So, ten years after its release, Frost/Nixon remains a well-executed, if not groundbreaking, film.

To no-one’s surprise, I think Frost/Nixon doesn’t quite pack the same punch in 2018 as it did in 2008. Ten years ago, most of us itched, even seethed, to have W out of the White House. Against this backdrop I can imagine liberals—who didn’t yet know just how bad things could get—finding Frost/Nixon something of a manifestation of their wildest dreams concerning what might happen to W given his culpability for a number of disasters and their consequences for the United States. We wanted nothing more than for a high-profile figure such as Gwen Ifill—requiescat in pace—to nail Bush’s and/or Cheney’s ass to the wall, as it were.

Alas, we got no comparable satisfaction to Frost’s entrapment of Nixon; W slunk off to a purgatory retirement to paint weird, amateurish portraits in the bathroom, rarely to be heard from. In fact, not only did we not shine an uncomfortable spotlight on wrongdoing both governmental and corporate during the younger Bush’s administration, but Obama practically shoved closed the closet door and shooed us away from it like a parent trying to keep the kids from discovering the (probably languishing) box of sex toys.

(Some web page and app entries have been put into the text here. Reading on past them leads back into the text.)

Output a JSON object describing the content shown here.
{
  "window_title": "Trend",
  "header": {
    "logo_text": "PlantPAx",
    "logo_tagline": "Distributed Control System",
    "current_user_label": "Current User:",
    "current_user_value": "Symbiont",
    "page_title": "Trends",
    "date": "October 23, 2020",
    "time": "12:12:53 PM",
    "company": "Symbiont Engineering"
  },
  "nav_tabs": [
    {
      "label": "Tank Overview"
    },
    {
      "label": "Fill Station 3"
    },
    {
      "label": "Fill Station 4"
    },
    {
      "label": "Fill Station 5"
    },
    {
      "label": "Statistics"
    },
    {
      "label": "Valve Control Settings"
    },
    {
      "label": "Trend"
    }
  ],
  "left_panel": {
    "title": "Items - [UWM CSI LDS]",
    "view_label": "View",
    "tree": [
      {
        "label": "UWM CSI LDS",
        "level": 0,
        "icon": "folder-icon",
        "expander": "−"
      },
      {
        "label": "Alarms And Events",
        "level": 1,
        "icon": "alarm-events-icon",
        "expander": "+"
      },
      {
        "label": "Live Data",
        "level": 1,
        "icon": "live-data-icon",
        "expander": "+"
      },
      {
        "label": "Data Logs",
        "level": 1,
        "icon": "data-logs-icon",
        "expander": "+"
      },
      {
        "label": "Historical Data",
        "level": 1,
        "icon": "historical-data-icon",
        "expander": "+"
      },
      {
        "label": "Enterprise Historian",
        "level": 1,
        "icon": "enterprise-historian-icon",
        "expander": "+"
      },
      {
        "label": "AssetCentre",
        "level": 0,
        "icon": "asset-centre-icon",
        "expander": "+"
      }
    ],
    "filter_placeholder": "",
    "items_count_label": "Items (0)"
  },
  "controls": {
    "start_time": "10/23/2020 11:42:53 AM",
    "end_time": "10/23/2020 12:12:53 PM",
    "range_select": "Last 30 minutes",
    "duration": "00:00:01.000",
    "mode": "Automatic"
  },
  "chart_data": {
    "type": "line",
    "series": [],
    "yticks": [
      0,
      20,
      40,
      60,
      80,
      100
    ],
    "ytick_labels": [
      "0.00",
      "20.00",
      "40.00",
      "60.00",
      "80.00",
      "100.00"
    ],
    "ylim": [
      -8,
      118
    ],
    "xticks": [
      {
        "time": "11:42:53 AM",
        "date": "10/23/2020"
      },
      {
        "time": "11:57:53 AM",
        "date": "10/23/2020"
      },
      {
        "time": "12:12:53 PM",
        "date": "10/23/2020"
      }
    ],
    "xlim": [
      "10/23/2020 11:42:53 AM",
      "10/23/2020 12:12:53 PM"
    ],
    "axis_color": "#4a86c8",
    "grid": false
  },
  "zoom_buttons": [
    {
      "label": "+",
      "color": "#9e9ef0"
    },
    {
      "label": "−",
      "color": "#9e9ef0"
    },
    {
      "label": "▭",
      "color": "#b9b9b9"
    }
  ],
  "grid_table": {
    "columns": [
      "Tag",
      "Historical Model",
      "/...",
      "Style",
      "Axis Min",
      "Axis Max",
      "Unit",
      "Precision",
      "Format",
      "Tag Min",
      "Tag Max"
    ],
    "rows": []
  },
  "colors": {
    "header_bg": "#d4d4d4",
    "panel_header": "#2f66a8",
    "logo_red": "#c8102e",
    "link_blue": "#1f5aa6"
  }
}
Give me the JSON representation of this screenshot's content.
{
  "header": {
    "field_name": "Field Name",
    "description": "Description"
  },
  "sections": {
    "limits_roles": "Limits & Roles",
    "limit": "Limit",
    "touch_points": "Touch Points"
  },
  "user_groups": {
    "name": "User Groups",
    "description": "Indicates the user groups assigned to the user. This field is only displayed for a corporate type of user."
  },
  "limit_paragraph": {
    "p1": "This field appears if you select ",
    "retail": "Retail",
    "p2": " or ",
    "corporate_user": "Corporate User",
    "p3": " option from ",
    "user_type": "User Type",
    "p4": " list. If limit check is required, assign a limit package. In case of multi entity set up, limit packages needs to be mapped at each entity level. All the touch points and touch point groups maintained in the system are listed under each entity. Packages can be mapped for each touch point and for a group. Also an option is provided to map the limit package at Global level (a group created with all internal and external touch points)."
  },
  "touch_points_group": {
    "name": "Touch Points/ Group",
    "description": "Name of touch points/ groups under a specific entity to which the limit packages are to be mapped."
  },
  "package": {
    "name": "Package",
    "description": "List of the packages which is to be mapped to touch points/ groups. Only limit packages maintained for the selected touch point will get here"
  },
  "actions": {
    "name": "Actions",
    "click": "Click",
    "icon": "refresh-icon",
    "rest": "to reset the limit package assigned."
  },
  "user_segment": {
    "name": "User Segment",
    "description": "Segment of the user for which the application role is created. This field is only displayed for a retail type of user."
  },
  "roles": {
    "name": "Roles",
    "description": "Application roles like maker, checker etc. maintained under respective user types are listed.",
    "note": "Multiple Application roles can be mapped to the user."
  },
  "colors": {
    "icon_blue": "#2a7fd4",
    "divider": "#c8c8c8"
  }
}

Since the movie lacks an obvious “villain” to propel the drama forward, it turns instead on two character-based questions: on the ability to transcend a charlatan’s reputation (on the part of Frost), and on the power of shame to motivate chastened behavior (on Nixon’s part). In 2018, in a country staring down the barrel of an epistemic crisis, that’s a premise that’s pretty much fucking dead on arrival.

That famous outburst that Frost provoked from Nixon—“when the President does it, that means it’s not illegal”? Yawn. Given this country’s abject, systemic failure to hold politicians and corporate titans accountable for grotesque wrongdoings of every stripe, Nixon’s assertion might as well be true. Tell me something I don’t know.

Arguably, Frost/Nixon should inspire the same kind of desire among those of us of the liberal persuasion as it did in 2008. Like so much sociopolitical Groundhog Day, we strive once again to see a loathsome (Republican) president get taken down. As with Nixon, we have abundant evidence of corrupt intent. As Walter Shaub points out in Slate, the Saturday Night Massacre is already happening. If we were possessed of a dim awareness in 2008 that truth might not always prevail—especially concerning the power of facts to change minds or of public pressure to elicit confessional candor—we ought to know by now that no cathartic Frost/Nixon moment awaits us.

I wasn’t alive to see the reaction to Ford’s pardon of Nixon, but it’s not hard to imagine some sort of replay heading our way in the next 3–5 years. It reminds us that some acts cannot be countered; power can only be exercised (or withheld) if you hold it in the first place. With a system of government—and its distribution of power—that’s looking increasingly marmoreal, just change seems as far away as ever. If by some miracle we do get some kind of bombshell moment like the Supreme Court ruling of July 24, 1974, you can bet your ass I’m going to remember where I was when the hammer of karma’s-a-bitch-ain’t-it came thunderously crashing down.